July 20: New Moon today is not visible, but the five bright planets can be viewed simultaneously in the morning sky. Locally from our desert, near lat. 34° N, Mercury (mag. +0.5) and Jupiter (mag. –2.7) are 5° above opposite horizons about 55 minutes before sunrise this morning, so you’ll need to seek out a place with unobstructed views toward ENE and WSW horizons if you’re to see five planets at once. Jupiter is very low in WSW, while Saturn (mag. +0.1), at opposition to the Sun, is 7° upper left of Jupiter. Mars (mag. –0.9) is high in SSE. Venus gleams at mag. –4.6 in eastern sky, and Mercury is very low in ENE, 23° lower left of Venus.
For the next week, Mercury brightens by about 0.1 magnitude daily, and the viewing time to find Mercury and Jupiter at equal altitudes shifts about 2-3 minutes earlier daily by the clock to darker skies (both good), but the common altitude of both planets decreases to 4° on July 23, 3° on July 25, and 2° on July 27. By then, if not before, you might wish you were on a mountaintop with very clear skies. Or, circumstances might make you glad to settle for catching Jupiter before it sets, and then spotting Mercury a little later, after it rises.
Mercury reaches greatest elongation, 20° from the Sunday, on July 22, and reaches its greatest elevation in our local morning twilight skies July 24-26. Brightening through mag. 0 on July 23-24, through mag. –1 on August 2-3, to mag. –1.5 on August 9, Mercury remains visible as it sinks into brighter twilight. Superior conjunction on the far side of the Sun will occur on August 17.

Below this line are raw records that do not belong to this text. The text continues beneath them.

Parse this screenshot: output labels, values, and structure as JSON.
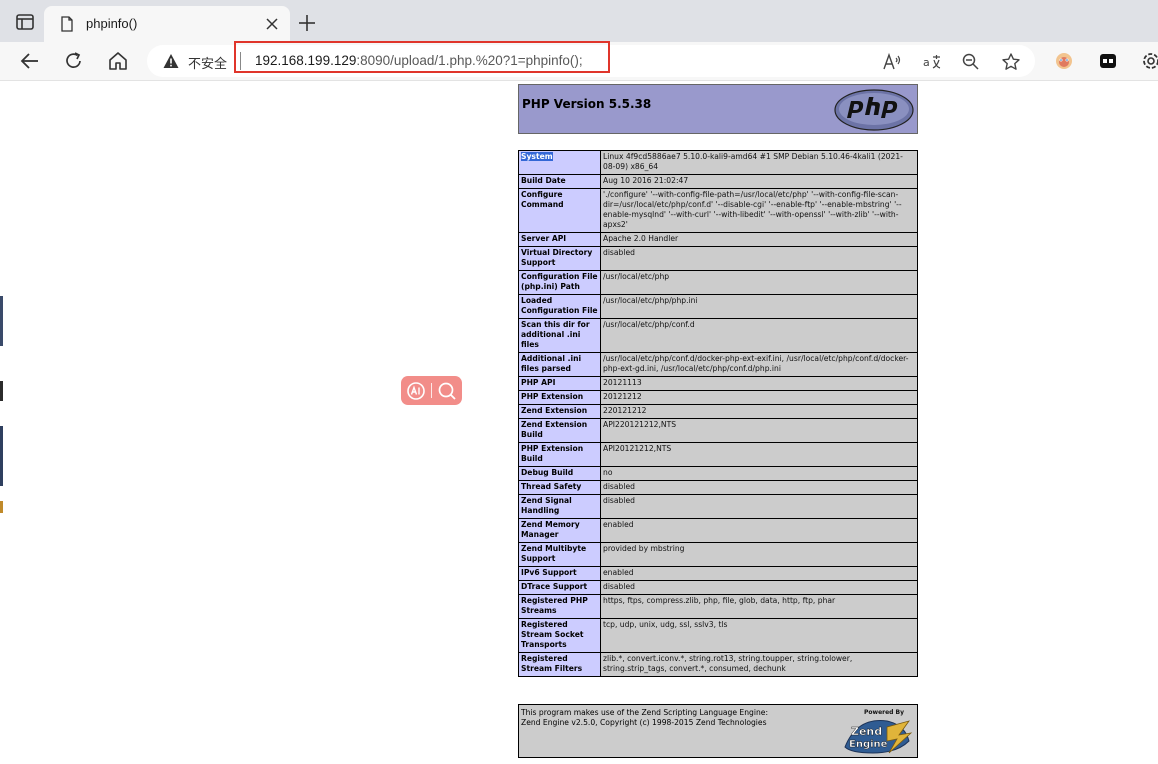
{
  "tab": {
    "title": "phpinfo()"
  },
  "address": {
    "security_label": "不安全",
    "url_host": "192.168.199.129",
    "url_rest": ":8090/upload/1.php.%20?1=phpinfo();"
  },
  "php": {
    "version_title": "PHP Version 5.5.38",
    "rows": [
      {
        "label": "System",
        "value": "Linux 4f9cd5886ae7 5.10.0-kali9-amd64 #1 SMP Debian 5.10.46-4kali1 (2021-08-09) x86_64"
      },
      {
        "label": "Build Date",
        "value": "Aug 10 2016 21:02:47"
      },
      {
        "label": "Configure Command",
        "value": "'./configure' '--with-config-file-path=/usr/local/etc/php' '--with-config-file-scan-dir=/usr/local/etc/php/conf.d' '--disable-cgi' '--enable-ftp' '--enable-mbstring' '--enable-mysqlnd' '--with-curl' '--with-libedit' '--with-openssl' '--with-zlib' '--with-apxs2'"
      },
      {
        "label": "Server API",
        "value": "Apache 2.0 Handler"
      },
      {
        "label": "Virtual Directory Support",
        "value": "disabled"
      },
      {
        "label": "Configuration File (php.ini) Path",
        "value": "/usr/local/etc/php"
      },
      {
        "label": "Loaded Configuration File",
        "value": "/usr/local/etc/php/php.ini"
      },
      {
        "label": "Scan this dir for additional .ini files",
        "value": "/usr/local/etc/php/conf.d"
      },
      {
        "label": "Additional .ini files parsed",
        "value": "/usr/local/etc/php/conf.d/docker-php-ext-exif.ini, /usr/local/etc/php/conf.d/docker-php-ext-gd.ini, /usr/local/etc/php/conf.d/php.ini"
      },
      {
        "label": "PHP API",
        "value": "20121113"
      },
      {
        "label": "PHP Extension",
        "value": "20121212"
      },
      {
        "label": "Zend Extension",
        "value": "220121212"
      },
      {
        "label": "Zend Extension Build",
        "value": "API220121212,NTS"
      },
      {
        "label": "PHP Extension Build",
        "value": "API20121212,NTS"
      },
      {
        "label": "Debug Build",
        "value": "no"
      },
      {
        "label": "Thread Safety",
        "value": "disabled"
      },
      {
        "label": "Zend Signal Handling",
        "value": "disabled"
      },
      {
        "label": "Zend Memory Manager",
        "value": "enabled"
      },
      {
        "label": "Zend Multibyte Support",
        "value": "provided by mbstring"
      },
      {
        "label": "IPv6 Support",
        "value": "enabled"
      },
      {
        "label": "DTrace Support",
        "value": "disabled"
      },
      {
        "label": "Registered PHP Streams",
        "value": "https, ftps, compress.zlib, php, file, glob, data, http, ftp, phar"
      },
      {
        "label": "Registered Stream Socket Transports",
        "value": "tcp, udp, unix, udg, ssl, sslv3, tls"
      },
      {
        "label": "Registered Stream Filters",
        "value": "zlib.*, convert.iconv.*, string.rot13, string.toupper, string.tolower, string.strip_tags, convert.*, consumed, dechunk"
      }
    ],
    "zend_line1": "This program makes use of the Zend Scripting Language Engine:",
    "zend_line2": "Zend Engine v2.5.0, Copyright (c) 1998-2015 Zend Technologies",
    "zend_logo_text": [
      "Powered By",
      "Zend",
      "Engine"
    ]
  },
  "colors": {
    "php_header": "#9999cc",
    "label_cell": "#ccccff",
    "value_cell": "#cccccc",
    "highlight": "#e0352b"
  },
  "icons": [
    "sidebar-icon",
    "php-favicon",
    "close-icon",
    "plus-icon",
    "back-icon",
    "refresh-icon",
    "home-icon",
    "warning-icon",
    "read-aloud-icon",
    "translate-icon",
    "zoom-out-icon",
    "favorite-icon",
    "extension-icon",
    "collections-icon",
    "settings-icon",
    "ai-icon",
    "search-icon"
  ]
}
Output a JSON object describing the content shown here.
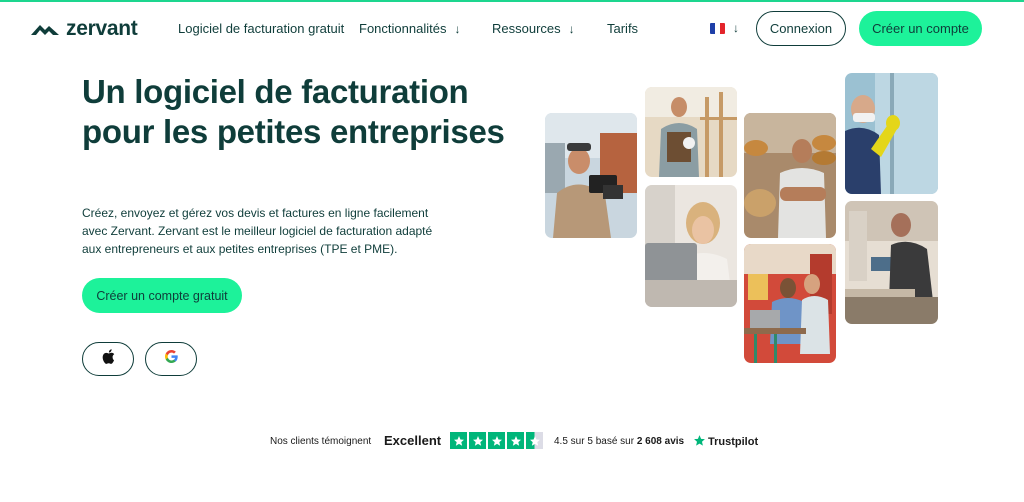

Evening and morning twilight sky maps by Robert D. Miller. Illustrations embedded in article.